Come, let us return to the Lord.” Hosea’s message is a good one for every time and place. In the days of ancient Israel, those who had faced divinely ordained trials could take heart that the God who had “torn us” and “struck us down” might soon “heal us” and “revive us.” His purpose was not to destroy Israel forever, but to remake her for a more healthy future. “On the third day He will raise us up.”
This were Hosea’s words to His contemporaries, but then the Lord adds this jarring question addressed to the people who claimed to be ready to submit to Him: “What shall I do with you?” The nation did not yet have a solid heart of surrender to the Lord, but were fickle in their affections. “Your love is like a morning cloud, like the dew that goes early away.” They may have imagined that the Lord’s discipline would be lighter or more trivial than decades of difficult exile.
Yahweh was not seeking more and more sacrificial animals in a system of perpetual sin management, nor would He be content with scrupulous attention to external obedience combined with only passing concern for the meekness of true repentance and the heavenly joy of faith in a future Messiah. “I desire steadfast love and not sacrifice, the knowledge of God rather than burnt offerings.” (See also Matthew 9:13 and 12:7.)
Like Adam so long ago, Israel and Judah had forgotten the depth of what it would mean to live in true relationship with the Lord. They had “transgressed the covenant.” Their spiritual leaders were more than disappointing, they were “robbers” who would “band together” in order to “murder.” They would not embrace the Lord God if He came in person, and they would try to prevent others from finding the way to eternal life.
God’s chosen people needed a righteous substitute to stand in the gap for them. They needed a Man who would fully obey His Father and would then “restore the fortunes” of the lost through His own blood. Those who think of sin lightly in any era need to take another look at the theology of the cross of Christ which stands at the center of Christian doctrine. Any view of our moral failure that minimizes the problem of sin can never make sense of what God has done to accomplish our eternal reconciliation with Him.
Prayer from A Book of Prayers

Father, teach us the difference between mere words and true repentance. We want to return to You and know You. Meet us now with the Bread from heaven, our sure and holy Redeemer.
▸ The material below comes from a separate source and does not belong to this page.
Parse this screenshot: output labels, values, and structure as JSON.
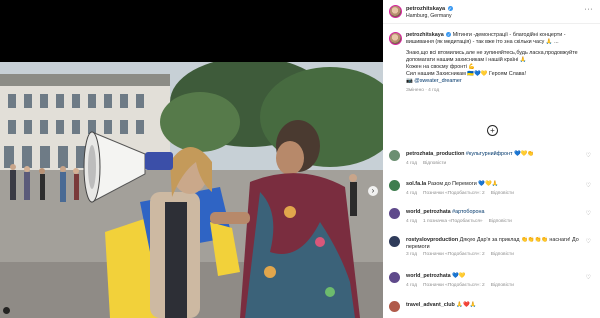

Our devotion to You has been temporary and conditional, and so we have transgressed Your commandments. Teach us the way of steadfast love and patient endurance, turning us away from all sin. Restore the fortunes of Your people forever.